The downside of no screen

Misfit Shine's minimalistic design means no onboard screen. So you'll be syncing its data to your phone, then using the app to track your progress. On paper this isn't that big of a deal. But in practice? It's cumbersome. Let's say you're on your daily run of two miles and want to track your progress. The only way to see if you've hit your goal is by whipping out your phone mid-run, syncing the Shine to its app, and checking your Mile count on the Home tab. This is where the Shine's sleek design shows its weakness. Why? Because, if you're like me, doing that kind of tech-juggling during a run could result in plowing face first into a telephone pole—or pedestrian.

The disc does feature 12 tiny LED's which light up to show you the time. However, you may be better off just checking your phone: I found the LED lights less clear than my OnePlus One readout.

Ultimately, be aware you're essentially buying a pedometer with some bells and whistles. The sleep tracking is certainly a nice, if somewhat forgettable, feature, while the lack of an altimeter is unfortunate. However, Misfit's little fitness tracker is, without a doubt, a good looking device, and as a passive tracking system, it does the job. Plus at $69.99 it's on the affordable end of the spectrum for fitness trackers. When shopping around for similar wearables, if style is a concern and stair step tracking doesn't matter, the Misfit Shine might be a solid choice.
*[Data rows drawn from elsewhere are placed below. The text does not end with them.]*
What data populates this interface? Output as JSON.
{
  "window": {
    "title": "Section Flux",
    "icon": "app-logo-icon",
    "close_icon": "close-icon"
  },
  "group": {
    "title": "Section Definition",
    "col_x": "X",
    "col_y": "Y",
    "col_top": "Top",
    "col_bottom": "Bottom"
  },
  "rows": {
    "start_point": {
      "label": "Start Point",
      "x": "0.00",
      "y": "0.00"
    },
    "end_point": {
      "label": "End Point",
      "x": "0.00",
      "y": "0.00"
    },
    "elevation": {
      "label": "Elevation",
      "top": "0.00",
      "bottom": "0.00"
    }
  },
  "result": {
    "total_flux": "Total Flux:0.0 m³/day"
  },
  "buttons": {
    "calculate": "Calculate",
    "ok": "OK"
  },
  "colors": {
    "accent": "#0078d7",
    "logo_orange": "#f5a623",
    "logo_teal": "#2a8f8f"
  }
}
Furthermore, if you're a swimmer then this tiny, water resistant disc could be just the thing for you. —Lee Turner

Misfit Shine is supported by a number of devices and operating systems including:

  • iPhone 4S / 5 / 5C / 5S / 6 / 6 Plus
  • iPod Touch 5th Gen and above
  • iPad 3 / 4 / Air / Mini (all running iOS 6.13 and above)
  • Samsung Galaxy 4 / 5 (or other BLE* ready Android devices running 4.3 and above)
  • BLE** ready Windows Phones running 8.1 and above

Pro: Sleek and stylish; geeky in a good way; water resistant and tracks swimming

Con: Lacks altimeter for tracking stairs; must sync device to phone to check progress

**BLE simply stands for Bluetooth Low Energy, or Bluetooth Smart, and is a wireless personal area network designed for low energy use communications. Chances are if your phone isn't a stone age Nokia Brick, you've got it all ready.

Looking for other types of fitness trackers? Check out Best Fitness Trackers for Runners or 5 Best Fitness Trackers For Swimmers.